好秘书 中国呼吸网 肿瘤网 中国皮肤网 癌症康复网 工作总结 个人工作总结 半年工作总结 年终工作总结 单位工作总结 教师工作总结 教学工作总结 学校工作总结 德育工作总结 财务工作总结 医务工作总结 安全工作总结 乡镇工作总结 党员工作总结 团委工作总结 公司工作总结 实习工作总结 班主任工作总结 党支部工作总结 办公室工作总结 学生会工作总结 总结报告 工作报告 政府报告 述职报告 述廉报告 考察报告 自查报告 情况报告 调研报告 调查报告 申请报告 辞职报告 实习报告 验收报告 评估报告 汇报体会 工作汇报 思想汇报 汇报材料 情况通报 情况汇报 心得体会 学习心得 工作心得 培训心得 读后感 发言致辞 发言稿 开业开幕 领导讲话 动员讲话 庆典致辞 节日致词 新春致词 晚会致辞 追悼词 节目游戏 毕业致辞 思想宣传 组织人事 晚会主持词 会议主持词 婚礼主持词 常用书信 表扬信 感谢信 倡议书 责任书 承诺书 检讨书 申请书 保证书 决心书 悔过书 建议书 慰问信 邀请函 条据书信 礼仪文书 贺电贺词 社交礼仪 个人礼仪 商务礼仪 职场礼仪 涉外礼仪 饮食礼仪 节日礼仪 婚庆礼仪 鲜花礼仪 其他礼仪 交际礼仪 秘书 呼吸机 氧气机 婉转的夜曲 淋过雨的空气 带著一根烟.浪迹天涯

At April 9, 2008 12:35 PM, Anonymous Anonymous said...

So while we worry about this form of survellance, has anyone else recieved the "American Community Survey" from the Census Bureau?
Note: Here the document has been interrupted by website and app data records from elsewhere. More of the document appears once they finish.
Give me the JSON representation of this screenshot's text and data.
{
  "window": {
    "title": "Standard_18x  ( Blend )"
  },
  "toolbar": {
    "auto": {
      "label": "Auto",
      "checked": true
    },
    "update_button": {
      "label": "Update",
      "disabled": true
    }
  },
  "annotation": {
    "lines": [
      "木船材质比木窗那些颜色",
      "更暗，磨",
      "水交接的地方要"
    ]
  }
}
This loss of privacy is happening today. The Census Bureau is sending out 3 million 26 page questionaires each year with highly sesitive questions like what time to you leave for work and return home after work, your emplyers name and contact info, how much money do you make, can you climb the stairs easily, how many toilets do you have in your home, do you own your home, and dozens of other intrusive questions. They also threaten recipiants of the survey with $5000 in fines if they refuse to complete and return the form.

If one doesn't return the form, the phone calls start, trying to harass the info out over the phone. If one still refuses, they send people to ones house to try to intimidate the resident into giving them 26 pages of private personal infomation.
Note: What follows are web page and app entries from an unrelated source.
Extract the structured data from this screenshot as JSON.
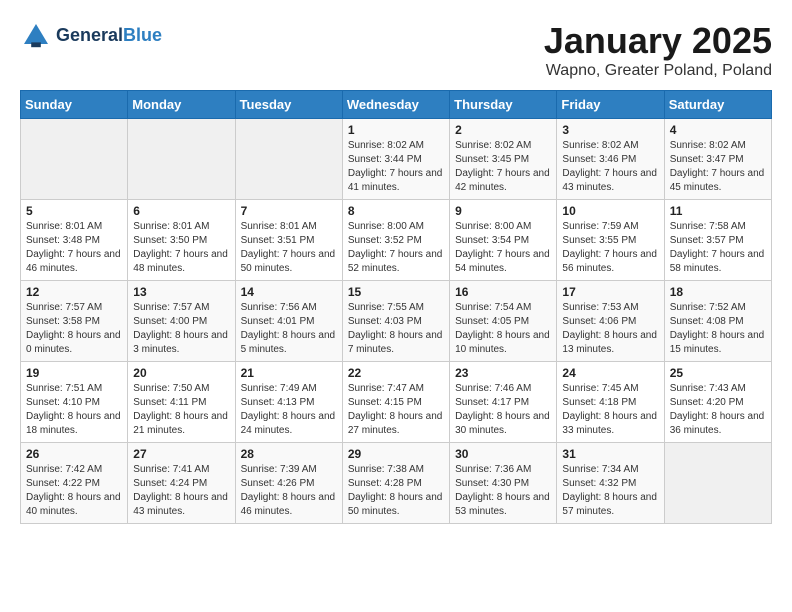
{
  "header": {
    "logo_line1": "General",
    "logo_line2": "Blue",
    "title": "January 2025",
    "subtitle": "Wapno, Greater Poland, Poland"
  },
  "days_of_week": [
    "Sunday",
    "Monday",
    "Tuesday",
    "Wednesday",
    "Thursday",
    "Friday",
    "Saturday"
  ],
  "weeks": [
    [
      {
        "day": "",
        "empty": true
      },
      {
        "day": "",
        "empty": true
      },
      {
        "day": "",
        "empty": true
      },
      {
        "day": "1",
        "sunrise": "8:02 AM",
        "sunset": "3:44 PM",
        "daylight": "7 hours and 41 minutes."
      },
      {
        "day": "2",
        "sunrise": "8:02 AM",
        "sunset": "3:45 PM",
        "daylight": "7 hours and 42 minutes."
      },
      {
        "day": "3",
        "sunrise": "8:02 AM",
        "sunset": "3:46 PM",
        "daylight": "7 hours and 43 minutes."
      },
      {
        "day": "4",
        "sunrise": "8:02 AM",
        "sunset": "3:47 PM",
        "daylight": "7 hours and 45 minutes."
      }
    ],
    [
      {
        "day": "5",
        "sunrise": "8:01 AM",
        "sunset": "3:48 PM",
        "daylight": "7 hours and 46 minutes."
      },
      {
        "day": "6",
        "sunrise": "8:01 AM",
        "sunset": "3:50 PM",
        "daylight": "7 hours and 48 minutes."
      },
      {
        "day": "7",
        "sunrise": "8:01 AM",
        "sunset": "3:51 PM",
        "daylight": "7 hours and 50 minutes."
      },
      {
        "day": "8",
        "sunrise": "8:00 AM",
        "sunset": "3:52 PM",
        "daylight": "7 hours and 52 minutes."
      },
      {
        "day": "9",
        "sunrise": "8:00 AM",
        "sunset": "3:54 PM",
        "daylight": "7 hours and 54 minutes."
      },
      {
        "day": "10",
        "sunrise": "7:59 AM",
        "sunset": "3:55 PM",
        "daylight": "7 hours and 56 minutes."
      },
      {
        "day": "11",
        "sunrise": "7:58 AM",
        "sunset": "3:57 PM",
        "daylight": "7 hours and 58 minutes."
      }
    ],
    [
      {
        "day": "12",
        "sunrise": "7:57 AM",
        "sunset": "3:58 PM",
        "daylight": "8 hours and 0 minutes."
      },
      {
        "day": "13",
        "sunrise": "7:57 AM",
        "sunset": "4:00 PM",
        "daylight": "8 hours and 3 minutes."
      },
      {
        "day": "14",
        "sunrise": "7:56 AM",
        "sunset": "4:01 PM",
        "daylight": "8 hours and 5 minutes."
      },
      {
        "day": "15",
        "sunrise": "7:55 AM",
        "sunset": "4:03 PM",
        "daylight": "8 hours and 7 minutes."
      },
      {
        "day": "16",
        "sunrise": "7:54 AM",
        "sunset": "4:05 PM",
        "daylight": "8 hours and 10 minutes."
      },
      {
        "day": "17",
        "sunrise": "7:53 AM",
        "sunset": "4:06 PM",
        "daylight": "8 hours and 13 minutes."
      },
      {
        "day": "18",
        "sunrise": "7:52 AM",
        "sunset": "4:08 PM",
        "daylight": "8 hours and 15 minutes."
      }
    ],
    [
      {
        "day": "19",
        "sunrise": "7:51 AM",
        "sunset": "4:10 PM",
        "daylight": "8 hours and 18 minutes."
      },
      {
        "day": "20",
        "sunrise": "7:50 AM",
        "sunset": "4:11 PM",
        "daylight": "8 hours and 21 minutes."
      },
      {
        "day": "21",
        "sunrise": "7:49 AM",
        "sunset": "4:13 PM",
        "daylight": "8 hours and 24 minutes."
      },
      {
        "day": "22",
        "sunrise": "7:47 AM",
        "sunset": "4:15 PM",
        "daylight": "8 hours and 27 minutes."
      },
      {
        "day": "23",
        "sunrise": "7:46 AM",
        "sunset": "4:17 PM",
        "daylight": "8 hours and 30 minutes."
      },
      {
        "day": "24",
        "sunrise": "7:45 AM",
        "sunset": "4:18 PM",
        "daylight": "8 hours and 33 minutes."
      },
      {
        "day": "25",
        "sunrise": "7:43 AM",
        "sunset": "4:20 PM",
        "daylight": "8 hours and 36 minutes."
      }
    ],
    [
      {
        "day": "26",
        "sunrise": "7:42 AM",
        "sunset": "4:22 PM",
        "daylight": "8 hours and 40 minutes."
      },
      {
        "day": "27",
        "sunrise": "7:41 AM",
        "sunset": "4:24 PM",
        "daylight": "8 hours and 43 minutes."
      },
      {
        "day": "28",
        "sunrise": "7:39 AM",
        "sunset": "4:26 PM",
        "daylight": "8 hours and 46 minutes."
      },
      {
        "day": "29",
        "sunrise": "7:38 AM",
        "sunset": "4:28 PM",
        "daylight": "8 hours and 50 minutes."
      },
      {
        "day": "30",
        "sunrise": "7:36 AM",
        "sunset": "4:30 PM",
        "daylight": "8 hours and 53 minutes."
      },
      {
        "day": "31",
        "sunrise": "7:34 AM",
        "sunset": "4:32 PM",
        "daylight": "8 hours and 57 minutes."
      },
      {
        "day": "",
        "empty": true
      }
    ]
  ]
}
The ACS and Census Bureau say they are using the info to dole out pork for schools and hospitals, but they also sell the info to businesses like Wal-Mart. So they use our taxpayer money to spy on us then make money by selling our private info to corporations.

What they are asking for is exactly the info that the US Justice Department recomends people carefully protect to avoid identity theft.

This is really quite a breach of privacy, I'm rather surprised that TPR has not had any info about it.

At April 9, 2008 12:48 PM, Anonymous Anonymous said...


At April 9, 2008 3:47 PM, Anonymous Anonymous said...

I'm starting a company to manufacture tinfoil hats. I expect to be able to go public with an IPO that will net me billions within 18 months.

At April 9, 2008 5:08 PM, Anonymous Anonymous said...

When the census man shows up, I refuse to answer any questions, and state simply: "There are [fill in the number] natural-born U.S. citizens living here. That's all the information the Constitution requires I give you." He hasn't been back.

At April 10, 2008 7:35 AM, Anonymous Anonymous said...

During the 2000 census a percentage of citizens were presented with a similar multi-page questionnaire. We received one. Many of the questions were inappropriate, invasive, and down right insulting---including topics such as the number of abortion procedures an individual in the household may have experienced.

We refused to participate. The only information we were willing to provide was the number of individuals residing in the home and how many of those individuals were eligible voters, thus fulfilling our only constitutional obligation to the Census Bureau ---the census was mandated to apportion representation in the House of Representatives.
Our census takers were not happy. We had several visits, each developing into rather heated discussions.
Each time I waved my copy of the Constitution in their face. We were threatened with implied legal action. I continued to wave my Constitution. Eventually they left us alone.


Post a Comment

<< Home